Conducted by Ward Research in Summer 2003
The cost of health insurance is a major concern for Hawaii’s residents.
As might be expected, monthly premium charges were uppermost in the respondents’ minds. A majority prefer higher deductibles and lower premiums to lower deductibles and higher premiums.
When asked what kind of premium fees would be acceptable, general public respondents said they would not mind paying $48 a month for basic coverage – compared to $108 cited by the self-employed and $70 by part-timers workers.
Prescription coverage was deemed most important (more than half mentioned it), followed closely by dental. The survey found that if coverage included dental, they would be willing to pay a $71 a month premium.
Seven out of 10 in both the insured and uninsured category agreed that they would accept a tax increase to insure people, especially all children.
Less than 1 in 10 has never had health insurance; about half of the respondents were previously insured, either through an employer or a union.
Uninsured Hawaii residents believe that their health status is worse than those with insurance. They lag behind insured residents in frequency of doctor visits. Only about a third of the uninsured have seen a doctor at least twice in the past six months, compared to more than half of those with health insurance.
And as might be expected, those without health insurance are more likely to have other household members without health insurance.
Most uninsured residents (about 60 percent) said they worry about the next time they will get sick; less than 40 percent of insured residents expressed the same concern. Uninsured residents tend to use hospital emergency rooms less, and have fewer overnight stays than those with health insurance.

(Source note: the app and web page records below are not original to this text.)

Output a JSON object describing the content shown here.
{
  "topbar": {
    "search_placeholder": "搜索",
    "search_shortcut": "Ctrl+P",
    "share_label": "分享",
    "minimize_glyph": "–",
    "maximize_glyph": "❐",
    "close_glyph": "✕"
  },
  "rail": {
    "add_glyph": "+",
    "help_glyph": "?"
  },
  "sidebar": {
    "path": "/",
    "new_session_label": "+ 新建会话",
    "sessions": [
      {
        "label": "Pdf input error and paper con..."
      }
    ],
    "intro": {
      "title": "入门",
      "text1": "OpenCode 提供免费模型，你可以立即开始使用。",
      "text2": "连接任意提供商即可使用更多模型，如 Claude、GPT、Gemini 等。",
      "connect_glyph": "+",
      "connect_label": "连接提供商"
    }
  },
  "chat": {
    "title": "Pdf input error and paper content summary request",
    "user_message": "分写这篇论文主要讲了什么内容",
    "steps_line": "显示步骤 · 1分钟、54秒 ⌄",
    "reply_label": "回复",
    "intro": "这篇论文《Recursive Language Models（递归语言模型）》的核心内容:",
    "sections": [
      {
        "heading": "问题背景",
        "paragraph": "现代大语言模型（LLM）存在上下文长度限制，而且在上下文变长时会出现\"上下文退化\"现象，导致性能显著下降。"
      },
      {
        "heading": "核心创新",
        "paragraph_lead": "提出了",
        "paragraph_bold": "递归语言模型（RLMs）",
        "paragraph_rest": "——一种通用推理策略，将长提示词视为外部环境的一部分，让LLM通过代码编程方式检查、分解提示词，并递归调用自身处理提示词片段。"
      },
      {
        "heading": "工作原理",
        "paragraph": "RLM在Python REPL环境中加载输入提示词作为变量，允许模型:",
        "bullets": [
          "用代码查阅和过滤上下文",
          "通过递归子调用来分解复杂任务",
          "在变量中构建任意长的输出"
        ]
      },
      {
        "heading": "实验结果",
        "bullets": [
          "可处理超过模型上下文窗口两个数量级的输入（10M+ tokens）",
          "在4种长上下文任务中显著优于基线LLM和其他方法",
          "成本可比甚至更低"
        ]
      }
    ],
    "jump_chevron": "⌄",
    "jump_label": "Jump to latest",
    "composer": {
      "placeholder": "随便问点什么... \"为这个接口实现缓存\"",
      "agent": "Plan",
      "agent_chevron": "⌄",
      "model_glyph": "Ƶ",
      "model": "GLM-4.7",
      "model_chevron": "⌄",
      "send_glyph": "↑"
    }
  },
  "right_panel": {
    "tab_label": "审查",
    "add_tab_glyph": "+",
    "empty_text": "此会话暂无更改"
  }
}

The resident sample included 602 Hawaii residents. The margin of error is ± 2.8%. This general public survey was funded by The Robert Wood Johnson Foundation.
For the complete survey results, please download the PDF.